One eye-catching figure in the report is that 95.4{e27634494e39db391c4a3c1babcce9c96667e0da0c02f00a98e80c871bbff07c} (£327.2m) of the total Patent Box relief was claimed by 225 ‘large’ companies who made up 32.1{e27634494e39db391c4a3c1babcce9c96667e0da0c02f00a98e80c871bbff07c} of the total number of Patent Box claiming companies. On the face of it this statistic looks surprisingly high, however looks can sometimes be deceiving. Simply put, larger companies pay more Corporation Tax in the UK. In particular, for 2013/14 the top 35.7{e27634494e39db391c4a3c1babcce9c96667e0da0c02f00a98e80c871bbff07c} of eligible companies paid 93.6{e27634494e39db391c4a3c1babcce9c96667e0da0c02f00a98e80c871bbff07c} of Corporation Tax in, which is very much in line with the Patent Box relief figures.

In light of these figures and returning to the question of the amount of Patent Box relief claimed compared to the amount initially forecast by the Government, it is clear that the biggest contributor to the reduced amount of Patent Box relief came from fewer large companies making claims, or their claims being smaller than originally anticipated.

Patent Box is undersold

The figures show that of all the small and micro sized companies who claimed patent box relief, the average benefit was a modest £13.5k. Such amounts can, nevertheless be of great value to companies of that size.
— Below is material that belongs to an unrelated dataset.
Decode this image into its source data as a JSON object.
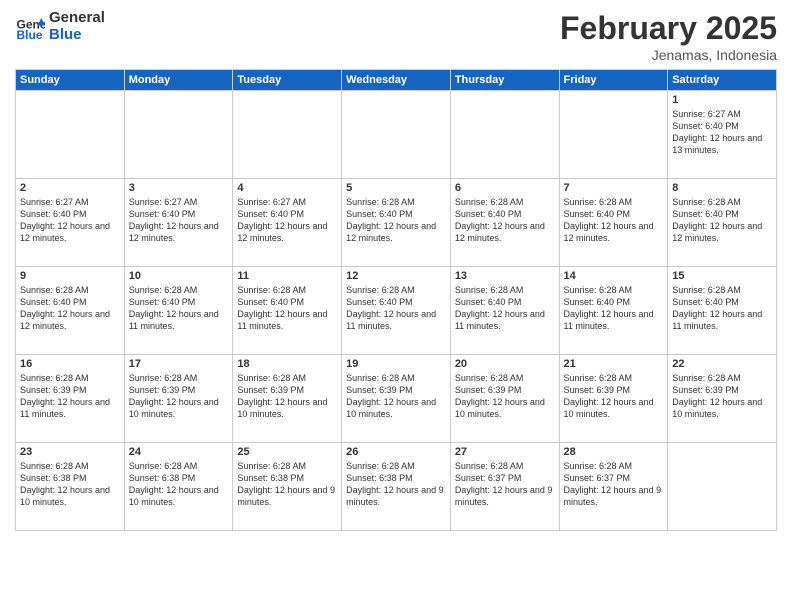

Overall, it is clear that the Government should now do more to publicise Patent Box in order to further assist innovative UK businesses.

For the latest news regarding changes to Patent Box, please see our article here.


Michael Jaeger
Electronics, Computing & Physics group

If you require further information on anything covered in this briefing, please contact Michael Jaeger (; +44 207 940 3600) or your usual contact at the firm. This publication is a general summary of the law. It should not replace legal advice tailored to your specific circumstances.

© Withers & Rogers LLP, September 2016